Work order: Where does the string "rate" appear? Copy every line of the entries below that holds it.

Records to use:
────────────────────

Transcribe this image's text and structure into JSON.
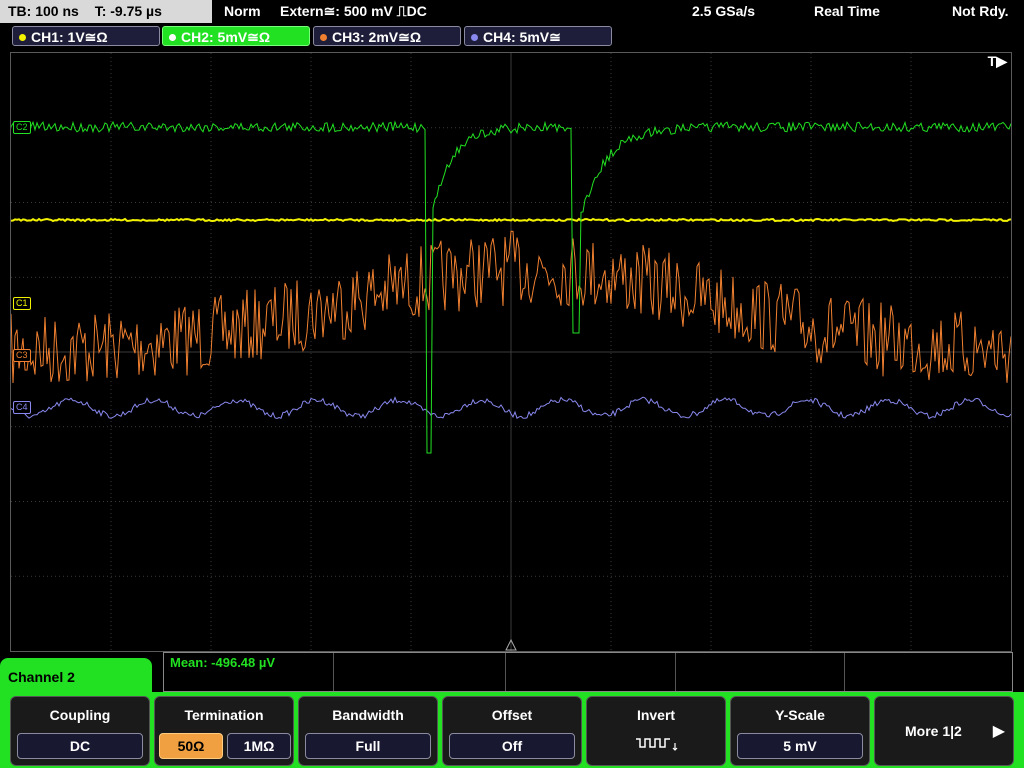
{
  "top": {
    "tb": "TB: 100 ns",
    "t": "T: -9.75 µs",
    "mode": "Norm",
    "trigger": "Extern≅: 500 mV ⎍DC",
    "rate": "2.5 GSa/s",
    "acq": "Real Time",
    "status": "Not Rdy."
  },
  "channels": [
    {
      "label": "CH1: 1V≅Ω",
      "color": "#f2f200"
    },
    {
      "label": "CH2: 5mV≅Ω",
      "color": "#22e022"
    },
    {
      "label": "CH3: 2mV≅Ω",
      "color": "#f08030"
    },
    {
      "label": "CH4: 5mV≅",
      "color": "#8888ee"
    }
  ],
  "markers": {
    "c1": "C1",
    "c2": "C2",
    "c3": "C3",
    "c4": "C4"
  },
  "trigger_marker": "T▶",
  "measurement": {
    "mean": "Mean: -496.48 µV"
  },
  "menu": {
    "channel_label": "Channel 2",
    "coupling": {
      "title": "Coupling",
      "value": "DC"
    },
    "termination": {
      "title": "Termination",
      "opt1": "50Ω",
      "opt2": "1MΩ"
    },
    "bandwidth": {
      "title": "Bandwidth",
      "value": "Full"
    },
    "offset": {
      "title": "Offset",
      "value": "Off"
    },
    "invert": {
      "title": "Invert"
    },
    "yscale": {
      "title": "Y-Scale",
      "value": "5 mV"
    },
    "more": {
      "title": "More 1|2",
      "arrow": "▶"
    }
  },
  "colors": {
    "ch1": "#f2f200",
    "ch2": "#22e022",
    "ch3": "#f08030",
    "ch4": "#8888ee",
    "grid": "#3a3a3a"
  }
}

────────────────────

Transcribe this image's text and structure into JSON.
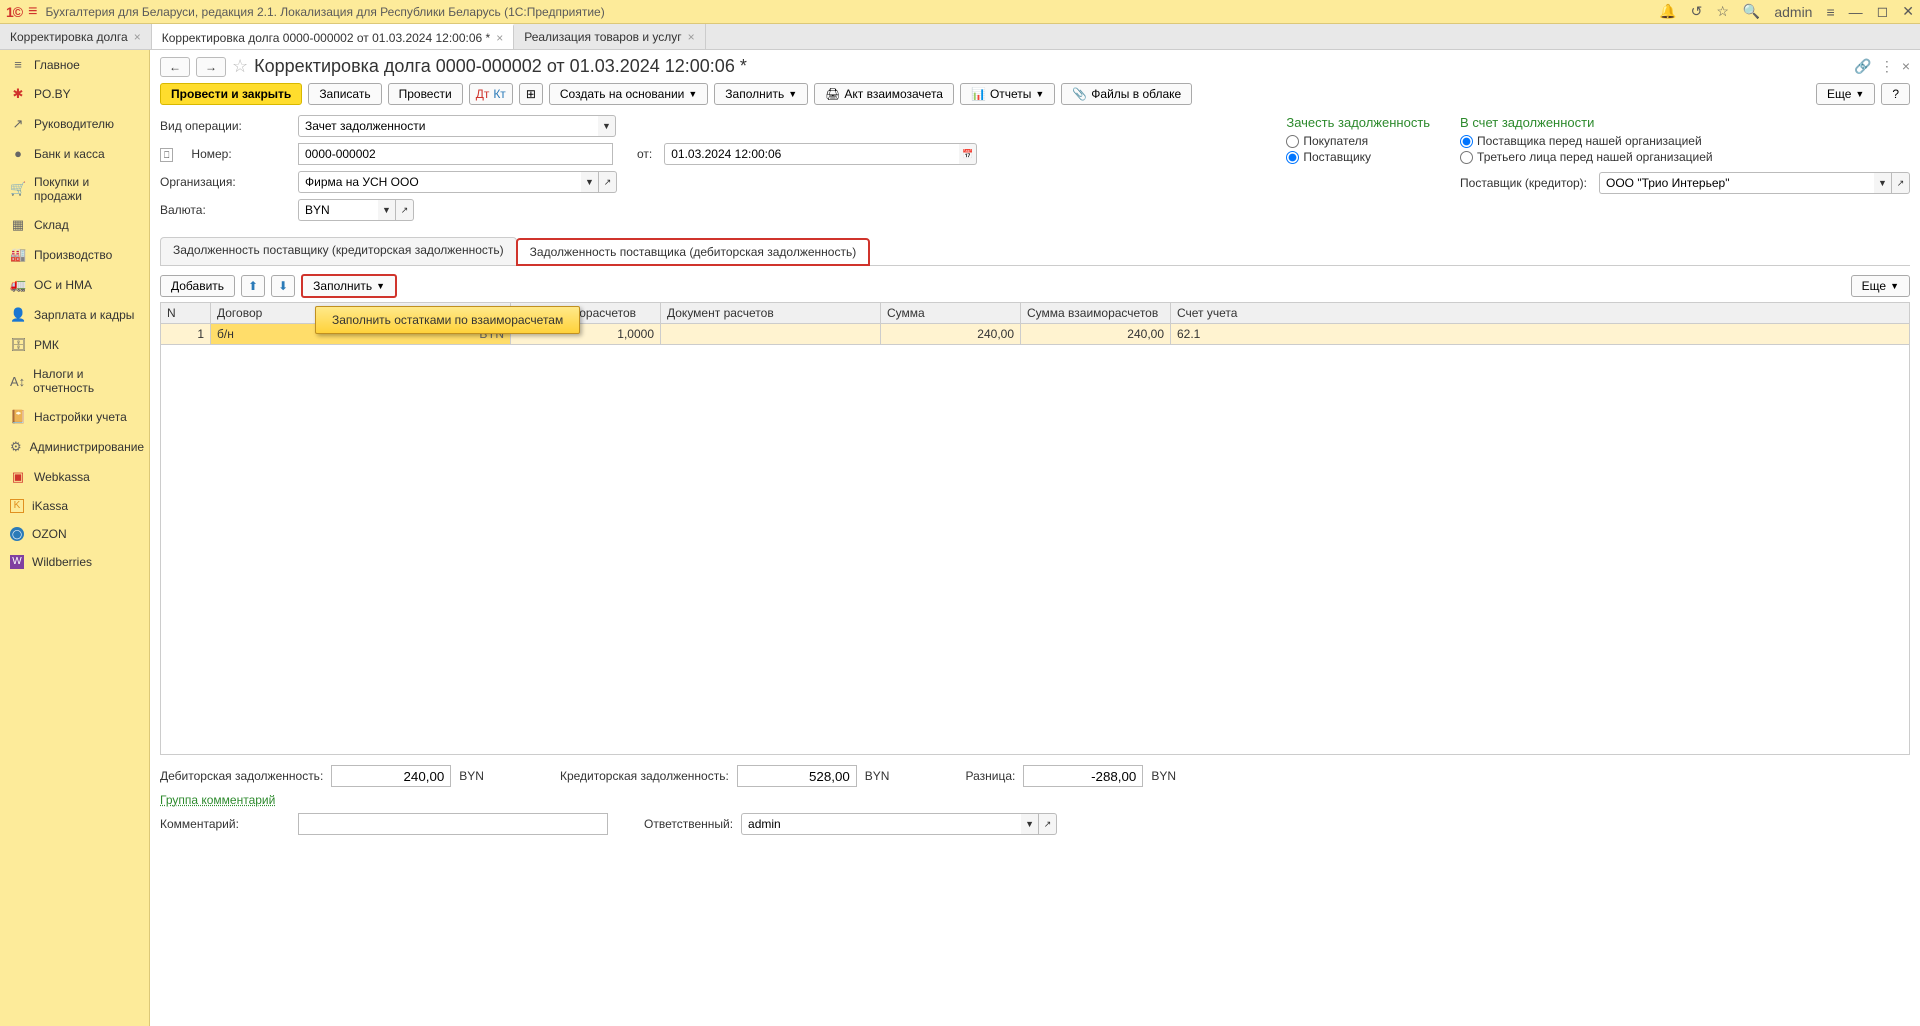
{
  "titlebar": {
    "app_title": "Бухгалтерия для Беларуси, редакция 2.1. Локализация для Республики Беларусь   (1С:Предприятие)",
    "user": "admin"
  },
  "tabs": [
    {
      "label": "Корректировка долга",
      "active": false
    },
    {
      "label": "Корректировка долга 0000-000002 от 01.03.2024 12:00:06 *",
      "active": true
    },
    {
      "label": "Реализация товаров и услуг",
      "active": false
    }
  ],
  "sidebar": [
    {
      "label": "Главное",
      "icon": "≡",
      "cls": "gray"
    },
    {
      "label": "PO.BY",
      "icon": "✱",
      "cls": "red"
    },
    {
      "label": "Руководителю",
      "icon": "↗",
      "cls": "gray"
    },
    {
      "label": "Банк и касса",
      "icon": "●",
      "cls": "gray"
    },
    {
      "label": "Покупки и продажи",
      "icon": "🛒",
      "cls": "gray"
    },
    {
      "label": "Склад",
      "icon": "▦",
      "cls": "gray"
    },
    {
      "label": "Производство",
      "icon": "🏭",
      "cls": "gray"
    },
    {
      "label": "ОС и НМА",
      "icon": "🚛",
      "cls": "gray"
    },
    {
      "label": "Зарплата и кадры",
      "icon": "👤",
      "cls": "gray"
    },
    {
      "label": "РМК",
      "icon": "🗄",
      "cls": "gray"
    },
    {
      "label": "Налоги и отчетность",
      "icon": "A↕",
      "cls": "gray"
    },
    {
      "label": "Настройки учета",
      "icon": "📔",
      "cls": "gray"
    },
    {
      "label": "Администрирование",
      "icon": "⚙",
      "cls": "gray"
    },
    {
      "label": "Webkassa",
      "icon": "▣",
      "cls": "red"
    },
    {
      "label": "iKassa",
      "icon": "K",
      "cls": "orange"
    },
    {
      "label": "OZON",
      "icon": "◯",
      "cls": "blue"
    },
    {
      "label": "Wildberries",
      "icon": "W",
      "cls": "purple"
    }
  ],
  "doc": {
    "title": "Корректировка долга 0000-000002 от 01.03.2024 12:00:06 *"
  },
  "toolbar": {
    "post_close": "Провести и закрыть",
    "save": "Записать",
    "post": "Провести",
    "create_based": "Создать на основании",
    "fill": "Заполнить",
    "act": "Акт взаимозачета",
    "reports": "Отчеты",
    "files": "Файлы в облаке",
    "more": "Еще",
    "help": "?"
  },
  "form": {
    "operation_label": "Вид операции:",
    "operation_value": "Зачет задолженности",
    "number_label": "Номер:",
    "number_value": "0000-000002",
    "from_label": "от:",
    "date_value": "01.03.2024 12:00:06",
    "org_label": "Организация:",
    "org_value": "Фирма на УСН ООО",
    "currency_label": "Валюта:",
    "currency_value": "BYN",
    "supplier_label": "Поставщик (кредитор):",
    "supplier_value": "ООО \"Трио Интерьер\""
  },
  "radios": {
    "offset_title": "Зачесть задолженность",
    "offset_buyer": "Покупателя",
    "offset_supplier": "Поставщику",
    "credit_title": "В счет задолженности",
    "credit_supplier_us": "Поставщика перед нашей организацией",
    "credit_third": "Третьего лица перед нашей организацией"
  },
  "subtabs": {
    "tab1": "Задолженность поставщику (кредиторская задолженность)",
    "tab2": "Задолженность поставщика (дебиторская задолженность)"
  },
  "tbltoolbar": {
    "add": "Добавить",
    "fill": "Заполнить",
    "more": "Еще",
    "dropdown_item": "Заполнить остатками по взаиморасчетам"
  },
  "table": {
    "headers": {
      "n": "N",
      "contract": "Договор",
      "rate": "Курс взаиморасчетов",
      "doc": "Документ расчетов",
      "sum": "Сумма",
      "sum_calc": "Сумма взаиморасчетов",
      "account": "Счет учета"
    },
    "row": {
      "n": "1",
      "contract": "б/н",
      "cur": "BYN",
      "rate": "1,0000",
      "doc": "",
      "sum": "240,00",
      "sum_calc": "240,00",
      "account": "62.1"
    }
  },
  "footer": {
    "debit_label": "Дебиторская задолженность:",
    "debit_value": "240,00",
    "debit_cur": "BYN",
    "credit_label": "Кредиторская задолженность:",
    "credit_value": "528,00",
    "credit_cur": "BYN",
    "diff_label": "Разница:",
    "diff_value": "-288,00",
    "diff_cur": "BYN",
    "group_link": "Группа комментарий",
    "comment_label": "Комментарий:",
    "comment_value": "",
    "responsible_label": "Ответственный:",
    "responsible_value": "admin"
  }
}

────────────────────

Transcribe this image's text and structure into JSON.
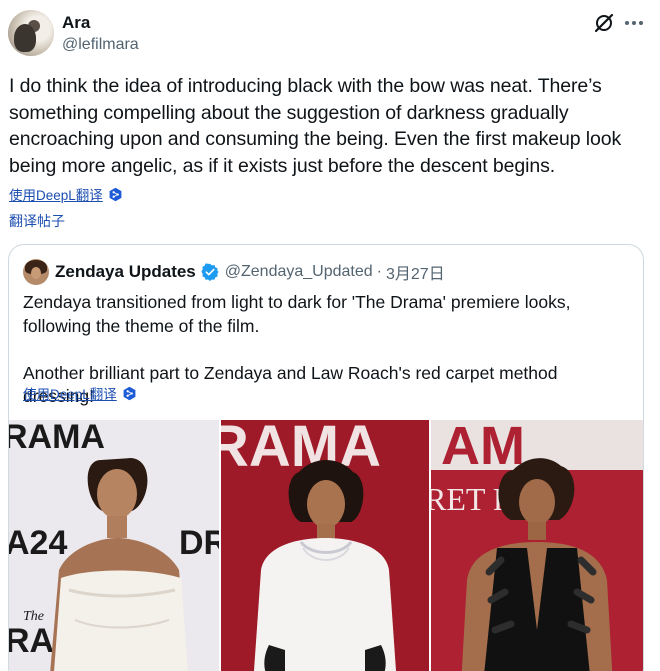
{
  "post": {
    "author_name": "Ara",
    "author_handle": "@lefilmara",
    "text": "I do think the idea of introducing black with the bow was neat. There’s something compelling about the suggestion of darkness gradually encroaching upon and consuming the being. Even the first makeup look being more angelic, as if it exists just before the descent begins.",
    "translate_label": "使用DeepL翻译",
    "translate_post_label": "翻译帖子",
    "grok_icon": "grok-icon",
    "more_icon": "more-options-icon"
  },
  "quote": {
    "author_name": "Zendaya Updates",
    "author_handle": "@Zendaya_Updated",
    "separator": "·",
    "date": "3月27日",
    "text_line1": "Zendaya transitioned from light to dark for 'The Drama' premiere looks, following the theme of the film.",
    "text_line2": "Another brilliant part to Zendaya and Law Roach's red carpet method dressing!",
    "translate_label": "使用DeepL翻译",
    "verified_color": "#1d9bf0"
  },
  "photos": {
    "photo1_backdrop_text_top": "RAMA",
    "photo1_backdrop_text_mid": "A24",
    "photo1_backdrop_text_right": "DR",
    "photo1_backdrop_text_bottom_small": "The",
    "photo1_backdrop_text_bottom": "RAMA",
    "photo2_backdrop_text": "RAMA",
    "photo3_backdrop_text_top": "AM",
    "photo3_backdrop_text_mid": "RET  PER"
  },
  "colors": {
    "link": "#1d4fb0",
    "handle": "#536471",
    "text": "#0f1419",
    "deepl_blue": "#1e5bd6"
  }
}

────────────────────

Expected output:
    "rate": "2.5 GSa/s",
      "rate": "Курс взаиморасчетов",
      "rate": "1,0000",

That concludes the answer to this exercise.